A series of oil ports 62 are located between the second and third ring seals 68, 70. The ports vary in their circular opening so that each of them provides a different oil flow from the reservoir to the mixing chamber 32.
FIGS. 5A and 5B show the oil spool 42 it its operational (fluid flow) and closed positions respectively. It is the movement of the spool 42 in the vertical or downward direction that switches between these two states, as commanded by the activator handle 40 and return spring 48.
In FIG. 5A, the spool 42 has been moved in an upward directions so that a selected oil port 80 is now aligned with the Oil In port. The oil flows through the selected oil port 80 at a predetermined rate given the circular size of the selected port 80 into the interior of the oil spool 42. All of the ports are in fluid communication with an interior cavity that exits through the bottom of the spool 42. Thus the oil flows into the cavity and then descends down into the gasoline fluid flow below the spool 42. The gasoline fluid flow has commenced as the spool ascended and the sealing band 72 allowed gasoline to flow into the mixing housing through a gasoline input port. The oil and gas fluids now comingling below the spool 42 exit the mixing housing through the mix out port.
It can be seen that the gasoline fluid flow will remain relatively constant as the Gas In port dimension is never varied. However the amount of oil to be mixed is selected by rotating a different oil port into alignment with the Oil In port and thus allowing differing oil flow rates. In this manner, predetermined oil/gasoline ratios can be achieved.
Air flow for venting is controlled by this same mechanism.
It should be understood that the oil flow is from the Oil In port into the mixing housing, through the selected oil port 80, into the internal cavity of the oil spool 42, then downward and exiting from the oil spool 42 and entering into the gas fluid stream below where the oil and gas first begin to mix, then exiting the mixing housing to the left towards the dispensing nozzle.
In FIG. 5B the oil spool 42 is shown in its closed position. The band seal 72 has sealed the Gas In port and Mix Out ports simultaneously. The oil port 80 has now been lowered and is no longer in fluid communication with the Oil In port. The Oil In port is now sealed by first circular ring seal 66 and second circular ring seal 68 as the oil can no longer flow into the interior cavity of the plunger housing 74.
Having thus described the invention with particular reference to the preferred forms thereof, it will be obvious that various changes and modifications can be made therein without departing from the spirit and scope of the present invention as defined by the appended claims.

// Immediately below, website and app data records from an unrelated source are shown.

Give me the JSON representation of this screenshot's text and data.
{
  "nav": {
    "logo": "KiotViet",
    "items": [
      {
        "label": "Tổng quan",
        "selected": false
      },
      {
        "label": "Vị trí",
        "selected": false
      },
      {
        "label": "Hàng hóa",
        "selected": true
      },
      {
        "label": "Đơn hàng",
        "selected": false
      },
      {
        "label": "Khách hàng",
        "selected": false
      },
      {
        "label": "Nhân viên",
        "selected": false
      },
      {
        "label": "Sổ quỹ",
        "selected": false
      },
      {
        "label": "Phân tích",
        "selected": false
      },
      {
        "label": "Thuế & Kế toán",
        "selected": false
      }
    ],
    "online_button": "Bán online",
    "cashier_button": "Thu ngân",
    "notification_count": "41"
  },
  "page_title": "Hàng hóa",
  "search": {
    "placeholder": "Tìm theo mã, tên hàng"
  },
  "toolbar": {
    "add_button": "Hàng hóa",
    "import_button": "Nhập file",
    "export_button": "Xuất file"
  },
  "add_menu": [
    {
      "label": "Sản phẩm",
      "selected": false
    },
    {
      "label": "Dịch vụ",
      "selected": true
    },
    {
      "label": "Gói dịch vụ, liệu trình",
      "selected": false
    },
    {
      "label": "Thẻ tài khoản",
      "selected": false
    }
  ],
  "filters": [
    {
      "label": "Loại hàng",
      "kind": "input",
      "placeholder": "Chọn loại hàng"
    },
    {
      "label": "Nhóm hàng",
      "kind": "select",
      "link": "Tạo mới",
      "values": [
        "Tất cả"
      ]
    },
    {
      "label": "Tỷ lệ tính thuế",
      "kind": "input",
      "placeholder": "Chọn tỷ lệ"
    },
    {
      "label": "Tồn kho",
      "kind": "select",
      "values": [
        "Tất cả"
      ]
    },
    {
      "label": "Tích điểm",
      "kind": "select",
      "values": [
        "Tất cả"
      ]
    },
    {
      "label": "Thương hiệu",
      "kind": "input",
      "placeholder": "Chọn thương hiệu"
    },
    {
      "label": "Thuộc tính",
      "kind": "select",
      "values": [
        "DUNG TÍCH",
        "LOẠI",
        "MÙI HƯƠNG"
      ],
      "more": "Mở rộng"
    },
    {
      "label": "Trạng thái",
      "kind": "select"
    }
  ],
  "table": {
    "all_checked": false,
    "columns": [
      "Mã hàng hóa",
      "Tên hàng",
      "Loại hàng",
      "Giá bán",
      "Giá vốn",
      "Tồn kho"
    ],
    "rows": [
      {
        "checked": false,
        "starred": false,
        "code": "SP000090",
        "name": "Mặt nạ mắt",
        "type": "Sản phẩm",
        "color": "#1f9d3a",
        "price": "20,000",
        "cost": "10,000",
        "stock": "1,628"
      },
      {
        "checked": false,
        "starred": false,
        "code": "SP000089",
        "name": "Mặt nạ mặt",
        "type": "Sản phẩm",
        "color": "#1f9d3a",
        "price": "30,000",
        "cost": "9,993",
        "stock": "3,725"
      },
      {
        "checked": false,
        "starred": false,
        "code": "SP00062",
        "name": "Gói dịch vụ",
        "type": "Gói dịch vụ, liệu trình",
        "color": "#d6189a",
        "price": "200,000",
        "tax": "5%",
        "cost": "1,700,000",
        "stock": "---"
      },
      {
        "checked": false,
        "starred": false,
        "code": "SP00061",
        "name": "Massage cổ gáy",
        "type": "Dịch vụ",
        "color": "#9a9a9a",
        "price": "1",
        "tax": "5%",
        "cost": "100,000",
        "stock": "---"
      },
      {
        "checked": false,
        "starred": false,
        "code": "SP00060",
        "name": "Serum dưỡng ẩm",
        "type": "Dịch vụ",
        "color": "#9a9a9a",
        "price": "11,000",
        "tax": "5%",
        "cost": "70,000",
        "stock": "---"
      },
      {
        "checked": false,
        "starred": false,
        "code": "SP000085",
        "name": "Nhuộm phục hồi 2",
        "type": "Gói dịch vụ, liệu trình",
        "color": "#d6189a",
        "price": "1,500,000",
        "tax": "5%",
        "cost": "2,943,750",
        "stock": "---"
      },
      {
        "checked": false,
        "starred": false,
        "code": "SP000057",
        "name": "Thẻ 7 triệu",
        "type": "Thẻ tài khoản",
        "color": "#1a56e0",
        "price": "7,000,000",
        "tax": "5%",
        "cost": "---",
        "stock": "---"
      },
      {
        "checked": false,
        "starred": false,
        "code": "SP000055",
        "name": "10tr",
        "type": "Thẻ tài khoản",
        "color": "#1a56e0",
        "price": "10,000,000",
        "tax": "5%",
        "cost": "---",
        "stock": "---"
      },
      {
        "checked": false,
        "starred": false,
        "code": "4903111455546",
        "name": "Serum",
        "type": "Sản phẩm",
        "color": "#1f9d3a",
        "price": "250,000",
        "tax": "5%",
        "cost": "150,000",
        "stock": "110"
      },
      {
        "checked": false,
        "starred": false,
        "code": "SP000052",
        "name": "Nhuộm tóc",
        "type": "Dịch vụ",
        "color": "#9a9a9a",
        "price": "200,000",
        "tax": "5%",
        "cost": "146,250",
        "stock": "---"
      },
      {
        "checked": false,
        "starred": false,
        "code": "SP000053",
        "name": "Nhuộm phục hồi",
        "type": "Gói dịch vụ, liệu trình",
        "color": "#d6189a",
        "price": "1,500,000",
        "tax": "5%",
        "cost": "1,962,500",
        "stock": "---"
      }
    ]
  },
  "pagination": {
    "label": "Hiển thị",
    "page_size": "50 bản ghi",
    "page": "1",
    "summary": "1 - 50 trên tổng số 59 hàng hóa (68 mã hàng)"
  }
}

Patent applications by James A. Owens, Hinsdale, IL US
Patent applications in class Plural materials
Patent applications in all subclasses Plural materials